Now the newbies of Alaska were worried about many items. Would my power shut off, would my well stop working (many have water wells) or my septic, would I be able to eat, what do I do if it is on my house/vehicle/sled(snowmachine)/etc, what if my animal eats the snow? What do you say to these people?
In times like this you just sit back and watch the happenings. Ash is harmful but isn't the end of the world. You wash your vehicle and do NOT use the windshield wipers until you do wash it. If you have ash on your house, you wait for spring 9as there is still a bunch of snow on the ground) and water down your roof. If you animals eat the snow, make sure to have plenty of fresh water for them... as ash is abrasive. And if you want to be sure they are okay, you give them some bread so the ash won't hurt their stomach or intestines. Everyone should have some water somewhere in their house or apartment for emergancyies as well as batteries for flashlights or candles. Also, new airfilters for the vehicles you own is always a good thing. The one thing I would worry about in the winter for something like this would be that your waterlines freeze. Then you might have a problem.

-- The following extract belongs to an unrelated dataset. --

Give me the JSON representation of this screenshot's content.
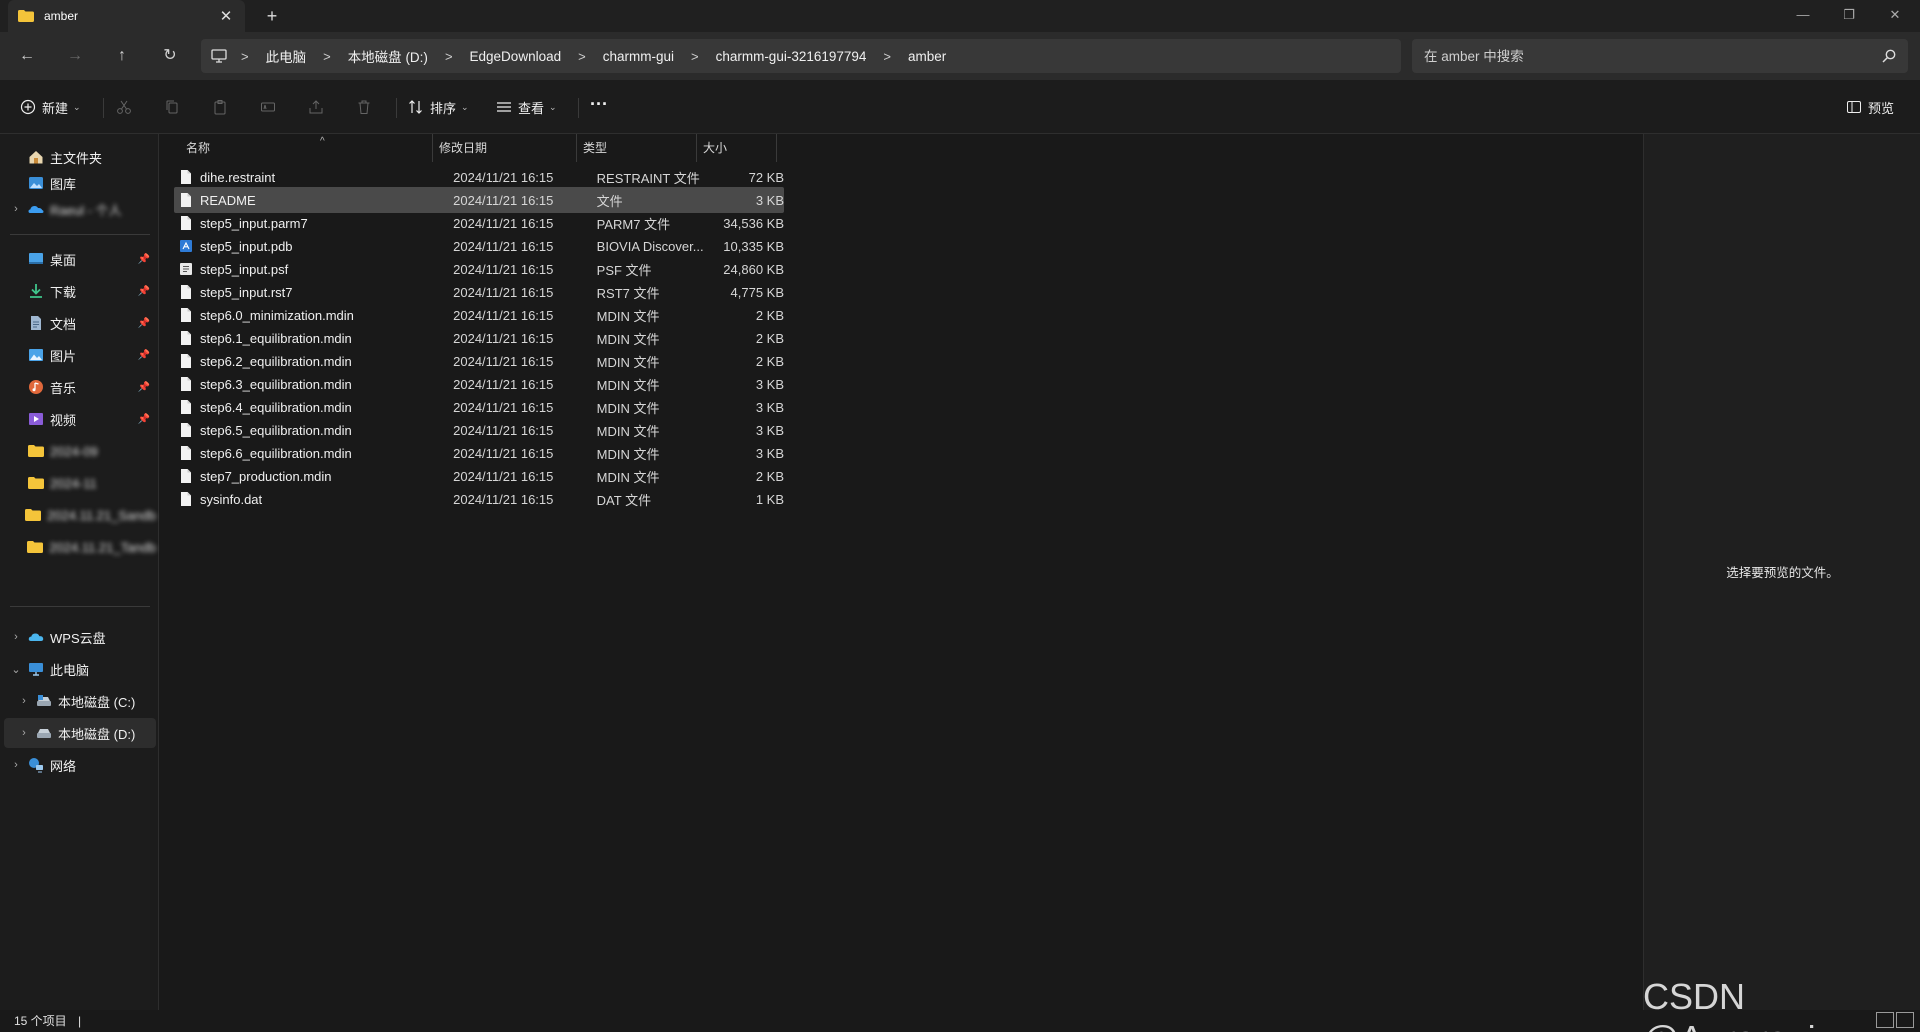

As for the Volcanos http://www.avo.alaska.edu/ has some great information if you are wondering. But all in all, just another day in Alaska.